In this unit, we’ll discuss how to structure a data analysis to make it as efficient as possible.

Learning Objectives

  • Be able to set up a structure for an efficient and reproducible analysis.

Overall project structure

You want to set up your analysis in such a way that it makes sense to you and others and allows for a good and efficient workflow. The main components of your analysis will be data, code, results (tables, figures, etc.) and products (reports, interactive apps, slides, etc.). It is a good idea to have separate folders for each of those elements inside your main project folder. Your project folder could be a Github repository (a good idea) or not. Since you might not want to share your analysis publicly, sometimes using a private repository is useful. (Though don’t worry about getting scooped. Everyone is so busy with their own stuff, nobody really cares what you are working on 😁. In general, I recommend private repositories if you have data that can’t be made public.) Starting your project as an R project is also a good idea.

Inside your folders, you can have subfolders, e.g., separate folders for figures and tables. Or you could have subfolders for different types of analyses. There is no one correct way to set up things, but you should think of a logical and consistent structure before you start your project.

How to structure your analysis

You will want different R or R Markdown scripts for the cleaning/wrangling/exploring part and the analysis part. The number of scripts depends on your project and your preference. In general, keeping things modular is useful. If you had one file that did the analysis and created a report, that would be ok for a small project. But then if you wanted to make a set of slides based on your results, you’ll have to find a way to include the code in those slides.
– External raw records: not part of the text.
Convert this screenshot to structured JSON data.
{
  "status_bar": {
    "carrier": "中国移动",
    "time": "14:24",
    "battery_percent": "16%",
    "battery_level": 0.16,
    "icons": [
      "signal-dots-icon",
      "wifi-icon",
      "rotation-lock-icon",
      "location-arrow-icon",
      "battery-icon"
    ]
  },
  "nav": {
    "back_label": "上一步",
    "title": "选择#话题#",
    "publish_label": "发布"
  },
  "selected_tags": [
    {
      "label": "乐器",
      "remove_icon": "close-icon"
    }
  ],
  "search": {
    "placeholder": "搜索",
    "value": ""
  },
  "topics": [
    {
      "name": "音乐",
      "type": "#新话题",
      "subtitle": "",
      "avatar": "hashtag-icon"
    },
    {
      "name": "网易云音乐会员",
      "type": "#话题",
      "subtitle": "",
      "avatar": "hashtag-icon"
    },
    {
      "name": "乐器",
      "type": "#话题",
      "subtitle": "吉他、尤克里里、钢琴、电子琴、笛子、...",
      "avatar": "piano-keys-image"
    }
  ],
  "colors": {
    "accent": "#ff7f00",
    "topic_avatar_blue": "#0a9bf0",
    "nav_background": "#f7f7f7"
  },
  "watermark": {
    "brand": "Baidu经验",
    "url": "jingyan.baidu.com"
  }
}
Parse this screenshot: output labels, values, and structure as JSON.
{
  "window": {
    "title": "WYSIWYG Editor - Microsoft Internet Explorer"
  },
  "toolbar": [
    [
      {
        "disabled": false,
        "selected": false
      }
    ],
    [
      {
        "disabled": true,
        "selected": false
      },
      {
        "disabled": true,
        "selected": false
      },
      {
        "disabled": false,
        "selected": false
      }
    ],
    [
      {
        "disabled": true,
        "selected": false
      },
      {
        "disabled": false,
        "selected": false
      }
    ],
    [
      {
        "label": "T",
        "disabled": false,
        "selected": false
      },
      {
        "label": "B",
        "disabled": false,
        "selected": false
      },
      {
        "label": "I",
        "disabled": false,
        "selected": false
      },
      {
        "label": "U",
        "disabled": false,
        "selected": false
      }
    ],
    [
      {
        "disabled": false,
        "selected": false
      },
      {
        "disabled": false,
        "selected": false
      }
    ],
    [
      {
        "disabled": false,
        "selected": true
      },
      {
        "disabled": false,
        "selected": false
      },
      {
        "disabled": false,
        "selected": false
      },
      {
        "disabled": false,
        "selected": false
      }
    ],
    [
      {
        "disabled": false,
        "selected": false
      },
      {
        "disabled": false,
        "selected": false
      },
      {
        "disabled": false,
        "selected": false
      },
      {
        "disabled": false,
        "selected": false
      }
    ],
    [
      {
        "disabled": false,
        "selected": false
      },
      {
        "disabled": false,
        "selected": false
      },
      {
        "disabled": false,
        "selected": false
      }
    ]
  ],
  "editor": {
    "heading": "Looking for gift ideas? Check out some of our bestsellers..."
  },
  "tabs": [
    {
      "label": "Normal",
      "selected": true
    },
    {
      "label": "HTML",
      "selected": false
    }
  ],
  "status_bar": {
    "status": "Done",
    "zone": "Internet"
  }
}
It would be easier to have code produce and save results such as figures, which can then be included in both a report/manuscript and slides.

Another consideration is computational time. For simple projects, your code will likely run fast. Once your analysis or data become large, parts of your code might run very long. You will then want to structure your scripts such that the computationally-intensive part is only run when absolutely needed. You definitely want to avoid a scenario where you have to wait minutes or hours as you play around with a figure to make it look the way you want.
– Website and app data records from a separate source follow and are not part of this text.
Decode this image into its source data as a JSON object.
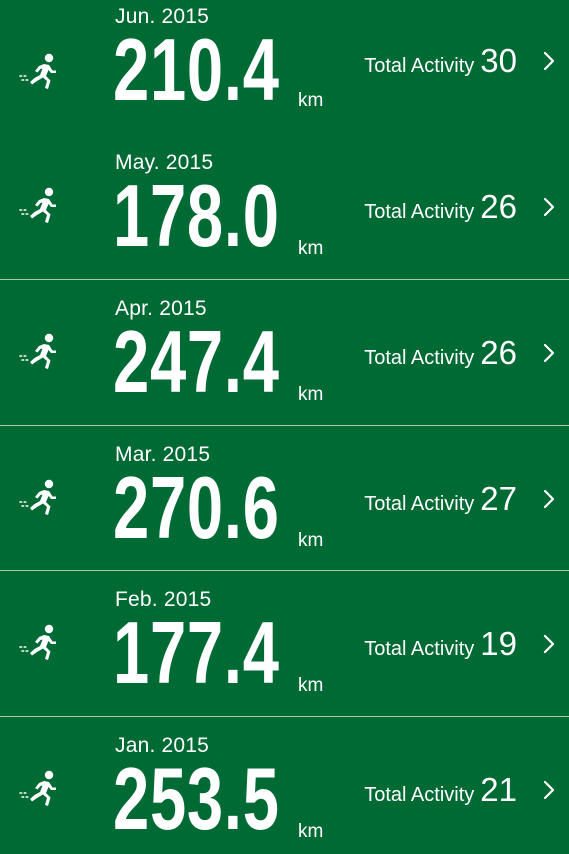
{
  "rows": [
    {
      "month": "Jun. 2015",
      "distance": "210.4",
      "unit": "km",
      "activity_label": "Total Activity",
      "activity_count": "30"
    },
    {
      "month": "May. 2015",
      "distance": "178.0",
      "unit": "km",
      "activity_label": "Total Activity",
      "activity_count": "26"
    },
    {
      "month": "Apr. 2015",
      "distance": "247.4",
      "unit": "km",
      "activity_label": "Total Activity",
      "activity_count": "26"
    },
    {
      "month": "Mar. 2015",
      "distance": "270.6",
      "unit": "km",
      "activity_label": "Total Activity",
      "activity_count": "27"
    },
    {
      "month": "Feb. 2015",
      "distance": "177.4",
      "unit": "km",
      "activity_label": "Total Activity",
      "activity_count": "19"
    },
    {
      "month": "Jan. 2015",
      "distance": "253.5",
      "unit": "km",
      "activity_label": "Total Activity",
      "activity_count": "21"
    }
  ],
  "icons": {
    "row_icon": "runner-icon",
    "row_disclosure": "chevron-right-icon"
  },
  "colors": {
    "background": "#006A35",
    "text": "#FFFFFF",
    "separator": "#A9C9B2"
  }
}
As an example, and hopefully useful guide for your class project, I created a public Github repository called dataanalyis-template which is meant as a template for doing a data analysis project. It has different folders for organizing your project. Various README files are provided to explain what each folder should contain. The template also contains several example files to show how the whole project workflow (or any data analysis workflow for that matter) can work. This is, of course, only one way to structure things. You are welcome to figure out your own setup and structure. Overall, figure out what setup works best for you, while keeping in mind that it should be easily understandable/reproducible for a reader (or your colleague, PI,…). You’ll be exploring this template as part of the exercise.
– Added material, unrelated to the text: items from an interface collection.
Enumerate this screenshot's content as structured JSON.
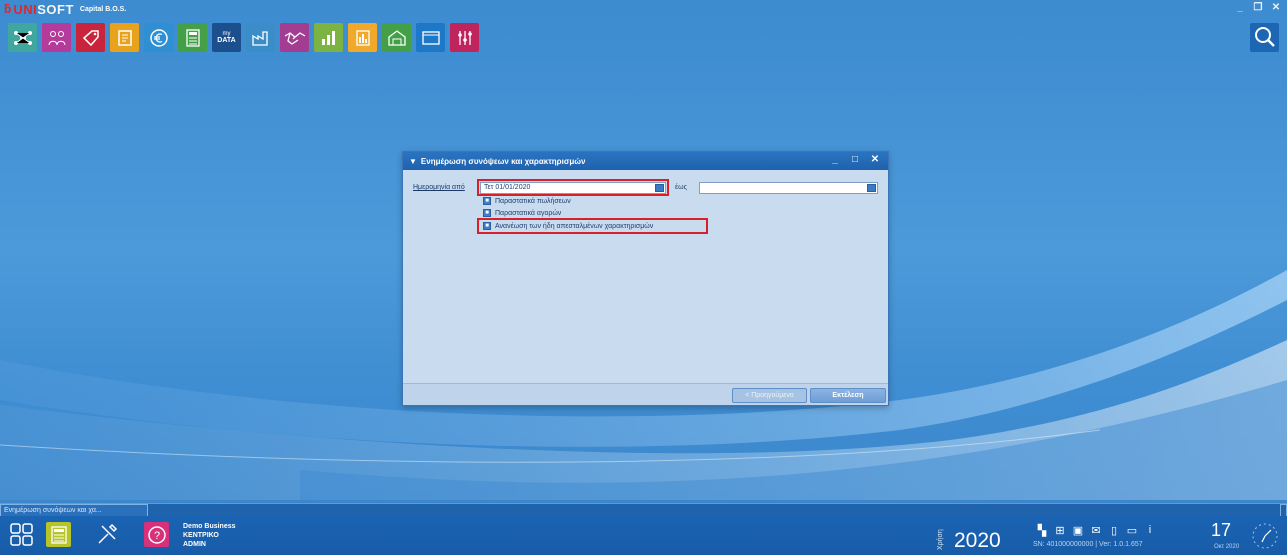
{
  "app": {
    "logo_mark": "ƃ",
    "logo_uni": "UNI",
    "logo_soft": "SOFT",
    "logo_subtitle": "Capital B.O.S.",
    "window_controls": [
      "_",
      "❐",
      "✕"
    ]
  },
  "toolbar": {
    "items": [
      {
        "icon": "network-icon",
        "color": "#3fa7a0"
      },
      {
        "icon": "people-icon",
        "color": "#b43a9b"
      },
      {
        "icon": "tag-icon",
        "color": "#c8243c"
      },
      {
        "icon": "ledger-icon",
        "color": "#e8a21b"
      },
      {
        "icon": "euro-icon",
        "color": "#2f8fd3"
      },
      {
        "icon": "calculator-icon",
        "color": "#43a047"
      },
      {
        "icon": "mydata-icon",
        "color": "#1b4f8e",
        "label_line1": "my",
        "label_line2": "DATA"
      },
      {
        "icon": "factory-icon",
        "color": "#3a8dc7"
      },
      {
        "icon": "handshake-icon",
        "color": "#a23d91"
      },
      {
        "icon": "bar-chart-icon",
        "color": "#7cb342"
      },
      {
        "icon": "report-icon",
        "color": "#f0a92a"
      },
      {
        "icon": "warehouse-icon",
        "color": "#43a047"
      },
      {
        "icon": "window-icon",
        "color": "#1d78c8"
      },
      {
        "icon": "settings-icon",
        "color": "#c0245c"
      }
    ],
    "search_icon": "search-icon"
  },
  "dialog": {
    "title": "Ενημέρωση συνόψεων και χαρακτηρισμών",
    "controls": [
      "_",
      "□",
      "✕"
    ],
    "from_label": "Ημερομηνία από",
    "from_value": "Τετ 01/01/2020",
    "to_label": "έως",
    "to_value": "",
    "checkboxes": [
      {
        "label": "Παραστατικά πωλήσεων",
        "checked": true
      },
      {
        "label": "Παραστατικά αγορών",
        "checked": true
      },
      {
        "label": "Ανανέωση των ήδη απεσταλμένων χαρακτηρισμών",
        "checked": true
      }
    ],
    "prev_button": "< Προηγούμενο",
    "exec_button": "Εκτέλεση",
    "highlight_color": "#d8202a"
  },
  "taskbar": {
    "open_window": "Ενημέρωση συνόψεων και χα...",
    "company_name": "Demo Business",
    "branch": "ΚΕΝΤΡΙΚΟ",
    "user": "ADMIN",
    "fiscal_label": "Χρήση",
    "year": "2020",
    "serial_line": "SN: 401000000000 | Ver: 1.0.1.657",
    "day": "17",
    "month": "Οκτ 2020"
  }
}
Setting paths

One problem that I encounter every time I teach a course like this is the use of paths that are specific only to the user’s computer and do not work on someone else’s machine. Do not set paths or load files from paths that only exist on your machine! Instead, you should only use relative paths. A relative path is a file path that is relative to some directory. So what should not be part of your code is the command setwd() (because your working directory is likely different from everyone else) or anything that involves a full path name (e.g. C:/myusername/mydesktop/myfolder/) since nobody you share the code with will have that folder.

For a short video tutorial, on relative paths, see this video. Note that the video is several years old and he doesn’t use R Projects. I strongly recommend using R Projects. By having any project you work on as an R project, relative paths will always be relative to the main directory in which your .Rproj file is located. As long as someone loads the project by clicking on the .Rproj file, and you only use relative paths, things should work well on any computer. While R projects solve most of the problem, some issues remain, e.g. differences of how relative paths are treated in Rmd versus R files.

To solve those issues, you should use the here package, together with R Projects. It helps solve issues with relative paths being dealt with differently in an Rmd file versus an R file versus the console. This blog post is a great, short explanation of why one should use the here package and how to do it.

However you do things, make sure that for your exercises and especially final project, someone else can clone your repository (or otherwise copy your project if it’s not on Github) to their computer and run everything, without having to have exactly your setup of folders.

Further Resources

Several efforts to develop further tools to help improve reproducible research within the R system exist. The few I know about are listed below. I have not tried to use any of them, but feel free to try/use them as part of this class.

While there is no substitute for clear thinking and being careful in your analysis, things such as having a clear structure can help with this. The importance of good structure to help you achieve optimal results is well appreciated in many contexts. For a short discussion of this, see this article by Seth Godin. For a more in-depth discussion of this idea, the Checklist Manifesto by Atul Gawande is a great read.